Aidan wrote, “The instinctive, logical, politically right-headed (and completely wrong) response is to focus exclusively on financial recovery. The spirited solution would be to reflect on the expensive lessons learned, and apply the learning.

“This episode in the history of the NHS is a turning point: a propitious moment when a particular action could lead to colossal damage.

“We have learnt that throwing money at the problem only allows us to do more of what we have always done. Any suggestion of real reform has been a deceit: working patterns, practices and customs are at the heart of many capacity issues, and have never been challenged.

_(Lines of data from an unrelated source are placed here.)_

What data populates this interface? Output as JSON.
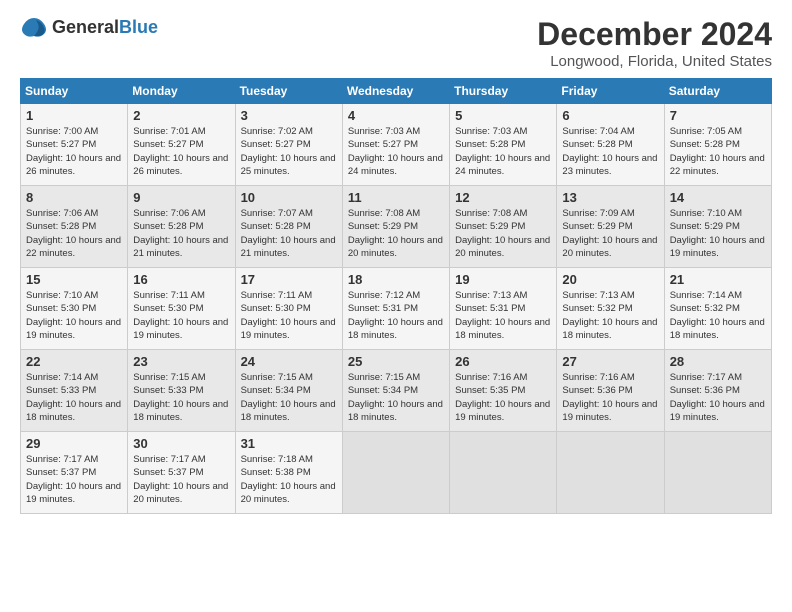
{
  "logo": {
    "general": "General",
    "blue": "Blue"
  },
  "title": "December 2024",
  "subtitle": "Longwood, Florida, United States",
  "header_accent": "#2a7ab5",
  "days_of_week": [
    "Sunday",
    "Monday",
    "Tuesday",
    "Wednesday",
    "Thursday",
    "Friday",
    "Saturday"
  ],
  "weeks": [
    [
      {
        "day": "1",
        "rise": "7:00 AM",
        "set": "5:27 PM",
        "daylight": "10 hours and 26 minutes."
      },
      {
        "day": "2",
        "rise": "7:01 AM",
        "set": "5:27 PM",
        "daylight": "10 hours and 26 minutes."
      },
      {
        "day": "3",
        "rise": "7:02 AM",
        "set": "5:27 PM",
        "daylight": "10 hours and 25 minutes."
      },
      {
        "day": "4",
        "rise": "7:03 AM",
        "set": "5:27 PM",
        "daylight": "10 hours and 24 minutes."
      },
      {
        "day": "5",
        "rise": "7:03 AM",
        "set": "5:28 PM",
        "daylight": "10 hours and 24 minutes."
      },
      {
        "day": "6",
        "rise": "7:04 AM",
        "set": "5:28 PM",
        "daylight": "10 hours and 23 minutes."
      },
      {
        "day": "7",
        "rise": "7:05 AM",
        "set": "5:28 PM",
        "daylight": "10 hours and 22 minutes."
      }
    ],
    [
      {
        "day": "8",
        "rise": "7:06 AM",
        "set": "5:28 PM",
        "daylight": "10 hours and 22 minutes."
      },
      {
        "day": "9",
        "rise": "7:06 AM",
        "set": "5:28 PM",
        "daylight": "10 hours and 21 minutes."
      },
      {
        "day": "10",
        "rise": "7:07 AM",
        "set": "5:28 PM",
        "daylight": "10 hours and 21 minutes."
      },
      {
        "day": "11",
        "rise": "7:08 AM",
        "set": "5:29 PM",
        "daylight": "10 hours and 20 minutes."
      },
      {
        "day": "12",
        "rise": "7:08 AM",
        "set": "5:29 PM",
        "daylight": "10 hours and 20 minutes."
      },
      {
        "day": "13",
        "rise": "7:09 AM",
        "set": "5:29 PM",
        "daylight": "10 hours and 20 minutes."
      },
      {
        "day": "14",
        "rise": "7:10 AM",
        "set": "5:29 PM",
        "daylight": "10 hours and 19 minutes."
      }
    ],
    [
      {
        "day": "15",
        "rise": "7:10 AM",
        "set": "5:30 PM",
        "daylight": "10 hours and 19 minutes."
      },
      {
        "day": "16",
        "rise": "7:11 AM",
        "set": "5:30 PM",
        "daylight": "10 hours and 19 minutes."
      },
      {
        "day": "17",
        "rise": "7:11 AM",
        "set": "5:30 PM",
        "daylight": "10 hours and 19 minutes."
      },
      {
        "day": "18",
        "rise": "7:12 AM",
        "set": "5:31 PM",
        "daylight": "10 hours and 18 minutes."
      },
      {
        "day": "19",
        "rise": "7:13 AM",
        "set": "5:31 PM",
        "daylight": "10 hours and 18 minutes."
      },
      {
        "day": "20",
        "rise": "7:13 AM",
        "set": "5:32 PM",
        "daylight": "10 hours and 18 minutes."
      },
      {
        "day": "21",
        "rise": "7:14 AM",
        "set": "5:32 PM",
        "daylight": "10 hours and 18 minutes."
      }
    ],
    [
      {
        "day": "22",
        "rise": "7:14 AM",
        "set": "5:33 PM",
        "daylight": "10 hours and 18 minutes."
      },
      {
        "day": "23",
        "rise": "7:15 AM",
        "set": "5:33 PM",
        "daylight": "10 hours and 18 minutes."
      },
      {
        "day": "24",
        "rise": "7:15 AM",
        "set": "5:34 PM",
        "daylight": "10 hours and 18 minutes."
      },
      {
        "day": "25",
        "rise": "7:15 AM",
        "set": "5:34 PM",
        "daylight": "10 hours and 18 minutes."
      },
      {
        "day": "26",
        "rise": "7:16 AM",
        "set": "5:35 PM",
        "daylight": "10 hours and 19 minutes."
      },
      {
        "day": "27",
        "rise": "7:16 AM",
        "set": "5:36 PM",
        "daylight": "10 hours and 19 minutes."
      },
      {
        "day": "28",
        "rise": "7:17 AM",
        "set": "5:36 PM",
        "daylight": "10 hours and 19 minutes."
      }
    ],
    [
      {
        "day": "29",
        "rise": "7:17 AM",
        "set": "5:37 PM",
        "daylight": "10 hours and 19 minutes."
      },
      {
        "day": "30",
        "rise": "7:17 AM",
        "set": "5:37 PM",
        "daylight": "10 hours and 20 minutes."
      },
      {
        "day": "31",
        "rise": "7:18 AM",
        "set": "5:38 PM",
        "daylight": "10 hours and 20 minutes."
      },
      null,
      null,
      null,
      null
    ]
  ]
}
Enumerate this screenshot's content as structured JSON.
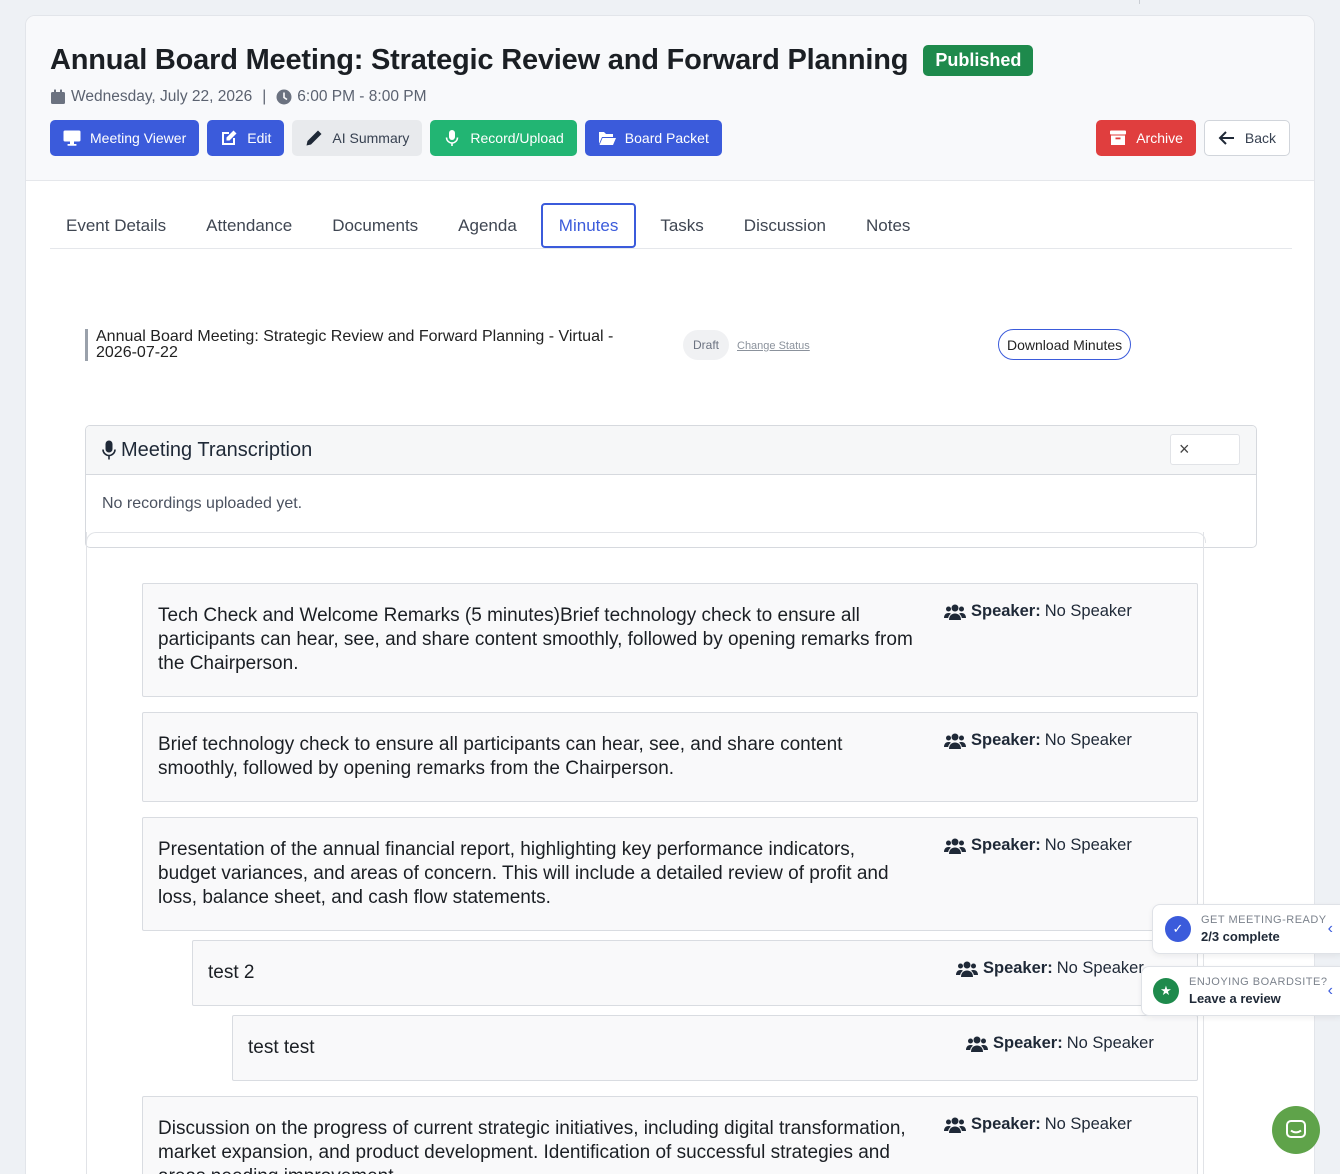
{
  "meeting": {
    "title": "Annual Board Meeting: Strategic Review and Forward Planning",
    "status": "Published",
    "date": "Wednesday, July 22, 2026",
    "separator": "|",
    "time": "6:00 PM - 8:00 PM"
  },
  "toolbar": {
    "meeting_viewer": "Meeting Viewer",
    "edit": "Edit",
    "ai_summary": "AI Summary",
    "record_upload": "Record/Upload",
    "board_packet": "Board Packet",
    "archive": "Archive",
    "back": "Back"
  },
  "tabs": [
    "Event Details",
    "Attendance",
    "Documents",
    "Agenda",
    "Minutes",
    "Tasks",
    "Discussion",
    "Notes"
  ],
  "active_tab": "Minutes",
  "minutes": {
    "title": "Annual Board Meeting: Strategic Review and Forward Planning - Virtual - 2026-07-22",
    "status": "Draft",
    "change_status": "Change Status",
    "download": "Download Minutes"
  },
  "transcription": {
    "title": "Meeting Transcription",
    "close": "×",
    "empty": "No recordings uploaded yet."
  },
  "speaker_label": "Speaker:",
  "items": [
    {
      "text": "Tech Check and Welcome Remarks (5 minutes)Brief technology check to ensure all participants can hear, see, and share content smoothly, followed by opening remarks from the Chairperson.",
      "speaker": "No Speaker"
    },
    {
      "text": "Brief technology check to ensure all participants can hear, see, and share content smoothly, followed by opening remarks from the Chairperson.",
      "speaker": "No Speaker"
    },
    {
      "text": "Presentation of the annual financial report, highlighting key performance indicators, budget variances, and areas of concern. This will include a detailed review of profit and loss, balance sheet, and cash flow statements.",
      "speaker": "No Speaker"
    },
    {
      "text": "test 2",
      "speaker": "No Speaker"
    },
    {
      "text": "test test",
      "speaker": "No Speaker"
    },
    {
      "text": "Discussion on the progress of current strategic initiatives, including digital transformation, market expansion, and product development. Identification of successful strategies and areas needing improvement.",
      "speaker": "No Speaker"
    }
  ],
  "widgets": {
    "ready_label": "GET MEETING-READY",
    "ready_value": "2/3 complete",
    "review_label": "ENJOYING BOARDSITE?",
    "review_value": "Leave a review"
  },
  "colors": {
    "primary": "#3b5bdb",
    "published": "#1e8a4c",
    "record": "#22b573",
    "archive": "#e03e3e",
    "chat": "#5fa34a"
  }
}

“Though their introduction was courageous and appropriate, targets have become an end rather than a means and, together with blinkered performance management, have distorted healthcare priorities and promoted initiatives built on little clinical understanding and massive overmanagement …

“A much greater deficit than any of a financial nature will be the motivational deficit when staff are commanded to perform work of poor quality in a context of uncertain expectations. We need to move from a culture of performance management to one of performance leadership …

“The healthcare system is populated by bright, dedicated, well intentioned people. Now is the time to surface that talent in meaningful leadership positions across the NHS and, together with smart processes and enabling technology, allow the best mediocre healthcare service in the world to become truly the very best”.

That was 2006. Aidan was not wrong, was he? And things have got better in some areas, but there is a big vein of truth running through those comments about today’s NHS.

Sometimes, absent friends are never more present.